Like Garcia’s interiors, the art draws from a familiar set of references. “The overall design draws inspiration from the natural surroundings; from the desert and the glamour of Las Vegas,” Zobler notes. “The art depicts the desert and the strip, as seen through the NoMad lens, whilst the colour palette was drawn from the natural terrain that surrounds the city. We have sought to blend the desert and the strip as inspirations with a sophisticated, playful urbane character that you experience in the prior NoMad locations.”
The offer is rounded out by the NoMad Pool – an elevated terrace dotted with white loungers, arched cabanas, wicker chairs and ethnic rugs – where Garcia translates the botanical landscape of Morocco’s Majorelle Gardens for guests seeking out a moment of peace amidst the flashing lights and whirring slots.
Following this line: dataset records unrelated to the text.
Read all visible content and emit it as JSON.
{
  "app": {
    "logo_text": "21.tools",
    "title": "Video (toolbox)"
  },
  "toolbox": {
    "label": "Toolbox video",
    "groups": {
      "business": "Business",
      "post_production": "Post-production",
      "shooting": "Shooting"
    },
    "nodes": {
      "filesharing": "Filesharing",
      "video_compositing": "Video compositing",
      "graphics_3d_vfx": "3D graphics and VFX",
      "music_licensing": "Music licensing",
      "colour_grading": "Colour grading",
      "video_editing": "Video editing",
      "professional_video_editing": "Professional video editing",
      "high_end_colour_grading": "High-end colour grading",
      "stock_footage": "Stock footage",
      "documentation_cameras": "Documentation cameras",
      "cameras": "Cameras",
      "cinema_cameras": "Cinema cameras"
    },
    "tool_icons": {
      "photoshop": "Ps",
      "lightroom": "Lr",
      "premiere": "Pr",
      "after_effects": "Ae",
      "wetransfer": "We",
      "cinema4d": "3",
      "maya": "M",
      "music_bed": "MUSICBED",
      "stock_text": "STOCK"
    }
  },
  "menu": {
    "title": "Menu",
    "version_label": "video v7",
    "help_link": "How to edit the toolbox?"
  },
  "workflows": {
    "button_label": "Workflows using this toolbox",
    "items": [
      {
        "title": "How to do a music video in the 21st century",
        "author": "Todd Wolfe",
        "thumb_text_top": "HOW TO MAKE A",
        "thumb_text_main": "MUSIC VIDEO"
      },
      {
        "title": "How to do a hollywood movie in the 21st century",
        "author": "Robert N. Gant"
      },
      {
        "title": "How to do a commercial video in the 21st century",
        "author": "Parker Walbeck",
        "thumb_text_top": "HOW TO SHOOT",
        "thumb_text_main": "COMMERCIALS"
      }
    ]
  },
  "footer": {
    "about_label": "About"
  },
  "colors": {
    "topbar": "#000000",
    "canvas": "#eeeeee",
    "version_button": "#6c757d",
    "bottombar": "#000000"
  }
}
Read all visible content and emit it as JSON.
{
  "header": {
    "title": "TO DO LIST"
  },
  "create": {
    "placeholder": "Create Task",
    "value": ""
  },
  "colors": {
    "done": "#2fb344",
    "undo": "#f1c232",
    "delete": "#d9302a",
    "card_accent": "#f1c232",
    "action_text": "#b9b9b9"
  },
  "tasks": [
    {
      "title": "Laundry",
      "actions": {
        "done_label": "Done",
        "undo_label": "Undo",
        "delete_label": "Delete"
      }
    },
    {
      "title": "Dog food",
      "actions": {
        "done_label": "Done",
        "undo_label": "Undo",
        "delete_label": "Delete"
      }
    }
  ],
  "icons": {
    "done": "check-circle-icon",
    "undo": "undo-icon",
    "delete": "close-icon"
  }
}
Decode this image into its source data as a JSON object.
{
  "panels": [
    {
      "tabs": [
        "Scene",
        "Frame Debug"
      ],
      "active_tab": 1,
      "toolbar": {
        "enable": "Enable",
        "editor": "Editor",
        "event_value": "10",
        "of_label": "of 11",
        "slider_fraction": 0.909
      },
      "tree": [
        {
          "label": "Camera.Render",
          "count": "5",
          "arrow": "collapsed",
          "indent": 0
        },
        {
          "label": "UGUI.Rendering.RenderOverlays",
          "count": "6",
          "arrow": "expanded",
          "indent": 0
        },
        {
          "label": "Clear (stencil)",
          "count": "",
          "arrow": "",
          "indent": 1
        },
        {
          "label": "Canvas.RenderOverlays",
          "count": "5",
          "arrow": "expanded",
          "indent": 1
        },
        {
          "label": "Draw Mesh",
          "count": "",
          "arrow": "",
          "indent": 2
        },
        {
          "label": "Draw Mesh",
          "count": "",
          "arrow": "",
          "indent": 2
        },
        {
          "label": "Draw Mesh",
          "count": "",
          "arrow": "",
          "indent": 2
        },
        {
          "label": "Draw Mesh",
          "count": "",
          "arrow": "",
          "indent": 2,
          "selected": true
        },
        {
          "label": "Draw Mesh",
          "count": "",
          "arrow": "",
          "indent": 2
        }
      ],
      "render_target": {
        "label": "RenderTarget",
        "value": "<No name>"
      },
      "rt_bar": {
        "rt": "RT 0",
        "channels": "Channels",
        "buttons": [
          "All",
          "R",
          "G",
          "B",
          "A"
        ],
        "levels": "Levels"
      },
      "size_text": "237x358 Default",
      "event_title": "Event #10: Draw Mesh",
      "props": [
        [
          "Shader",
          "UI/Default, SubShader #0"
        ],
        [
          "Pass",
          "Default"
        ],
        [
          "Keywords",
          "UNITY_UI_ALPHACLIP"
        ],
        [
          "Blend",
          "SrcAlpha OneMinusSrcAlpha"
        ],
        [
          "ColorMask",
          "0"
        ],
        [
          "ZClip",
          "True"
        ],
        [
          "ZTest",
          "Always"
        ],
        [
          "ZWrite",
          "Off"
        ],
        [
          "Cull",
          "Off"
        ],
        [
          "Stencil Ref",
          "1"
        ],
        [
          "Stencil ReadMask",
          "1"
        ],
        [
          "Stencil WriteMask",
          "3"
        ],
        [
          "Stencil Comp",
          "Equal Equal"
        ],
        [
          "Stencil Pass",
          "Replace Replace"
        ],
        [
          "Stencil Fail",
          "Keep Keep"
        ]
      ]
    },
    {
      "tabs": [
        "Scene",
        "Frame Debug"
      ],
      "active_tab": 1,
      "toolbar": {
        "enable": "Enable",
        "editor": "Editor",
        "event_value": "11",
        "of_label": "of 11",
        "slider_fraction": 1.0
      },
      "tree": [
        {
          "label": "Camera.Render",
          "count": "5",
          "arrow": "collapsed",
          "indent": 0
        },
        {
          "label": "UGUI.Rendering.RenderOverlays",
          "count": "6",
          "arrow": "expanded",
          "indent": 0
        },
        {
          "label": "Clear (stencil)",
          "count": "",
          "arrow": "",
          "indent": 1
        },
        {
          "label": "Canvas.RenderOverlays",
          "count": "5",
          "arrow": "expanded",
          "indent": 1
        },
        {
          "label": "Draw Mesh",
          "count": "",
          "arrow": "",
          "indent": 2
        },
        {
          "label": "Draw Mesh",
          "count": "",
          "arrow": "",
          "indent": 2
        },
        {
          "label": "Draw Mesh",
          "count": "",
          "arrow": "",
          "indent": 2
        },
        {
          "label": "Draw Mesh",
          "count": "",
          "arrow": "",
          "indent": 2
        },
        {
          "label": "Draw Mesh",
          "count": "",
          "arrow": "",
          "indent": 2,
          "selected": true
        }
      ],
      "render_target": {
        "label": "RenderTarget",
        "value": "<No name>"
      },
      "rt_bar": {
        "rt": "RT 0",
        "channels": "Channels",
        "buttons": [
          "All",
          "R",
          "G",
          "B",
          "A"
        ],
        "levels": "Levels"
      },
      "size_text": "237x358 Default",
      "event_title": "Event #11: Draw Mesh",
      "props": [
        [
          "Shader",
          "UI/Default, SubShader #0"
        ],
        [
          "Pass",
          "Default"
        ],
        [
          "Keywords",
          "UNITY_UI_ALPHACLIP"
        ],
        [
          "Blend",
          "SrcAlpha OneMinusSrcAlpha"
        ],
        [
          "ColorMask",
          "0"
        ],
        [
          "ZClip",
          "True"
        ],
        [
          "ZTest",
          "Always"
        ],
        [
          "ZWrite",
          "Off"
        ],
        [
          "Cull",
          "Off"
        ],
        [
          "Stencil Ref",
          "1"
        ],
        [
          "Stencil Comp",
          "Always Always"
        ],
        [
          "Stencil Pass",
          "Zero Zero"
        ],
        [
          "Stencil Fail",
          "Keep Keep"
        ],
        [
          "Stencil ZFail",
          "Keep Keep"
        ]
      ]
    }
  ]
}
An encapsulation of the hotel’s defining style – one foot in the decadence of its surroundings, the other planted far away to step out into the world beyond city limits – the pool and wider hotel speak of changing attitudes towards the design of luxury experiences in Las Vegas; less the overindulgent fear and loathing of the rapidly ageing giants surrounding it, more confident and comfortable in its own style and direction.
The brand’s willingness to eschew the established and expected in favour of its own signature stamp has been observed before, but the strategy is at its most prominently effective in Las Vegas – the hotel not so much rejecting its surroundings outright, rather simply demonstrating that there is another way.
Words: Kristofer Thomas
Images: © Benoit Linero
This review originally ran in Sleeper 85.